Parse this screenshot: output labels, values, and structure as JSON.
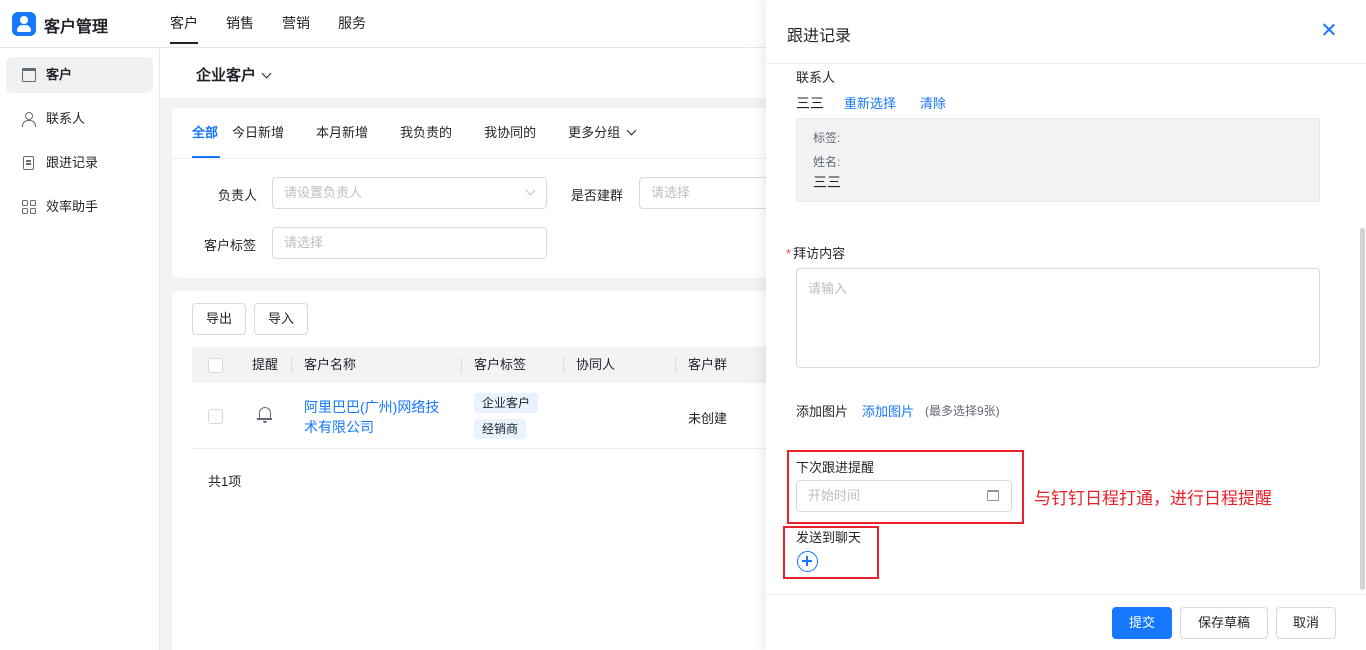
{
  "app": {
    "title": "客户管理"
  },
  "topnav": [
    "客户",
    "销售",
    "营销",
    "服务"
  ],
  "sidebar": {
    "items": [
      {
        "label": "客户",
        "icon": "building-icon"
      },
      {
        "label": "联系人",
        "icon": "user-icon"
      },
      {
        "label": "跟进记录",
        "icon": "document-icon"
      },
      {
        "label": "效率助手",
        "icon": "grid-icon"
      }
    ]
  },
  "main": {
    "title": "企业客户",
    "tabs": [
      "全部",
      "今日新增",
      "本月新增",
      "我负责的",
      "我协同的",
      "更多分组"
    ],
    "filters": {
      "owner_label": "负责人",
      "owner_placeholder": "请设置负责人",
      "group_label": "是否建群",
      "group_placeholder": "请选择",
      "tag_label": "客户标签",
      "tag_placeholder": "请选择"
    },
    "buttons": {
      "export": "导出",
      "import": "导入"
    },
    "table": {
      "headers": [
        "提醒",
        "客户名称",
        "客户标签",
        "协同人",
        "客户群"
      ],
      "rows": [
        {
          "name": "阿里巴巴(广州)网络技术有限公司",
          "tags": [
            "企业客户",
            "经销商"
          ],
          "group": "未创建"
        }
      ],
      "total": "共1项"
    }
  },
  "drawer": {
    "title": "跟进记录",
    "contact_label": "联系人",
    "contact_value": "三三",
    "reselect": "重新选择",
    "clear": "清除",
    "info_tag_label": "标签:",
    "info_name_label": "姓名:",
    "info_name_value": "三三",
    "visit_required": "*",
    "visit_label": "拜访内容",
    "visit_placeholder": "请输入",
    "image_label": "添加图片",
    "image_link": "添加图片",
    "image_hint": "(最多选择9张)",
    "reminder_label": "下次跟进提醒",
    "reminder_placeholder": "开始时间",
    "send_label": "发送到聊天",
    "annotation": "与钉钉日程打通，进行日程提醒",
    "footer": {
      "submit": "提交",
      "save_draft": "保存草稿",
      "cancel": "取消"
    }
  },
  "colors": {
    "accent": "#1677ff",
    "annotation": "#e8222d",
    "tag_bg": "#e8f3ff"
  }
}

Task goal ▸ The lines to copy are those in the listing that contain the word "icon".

Solution to the exercise ▸
        "icon": "building-icon"
        "icon": "user-icon"
        "icon": "document-icon"
        "icon": "grid-icon"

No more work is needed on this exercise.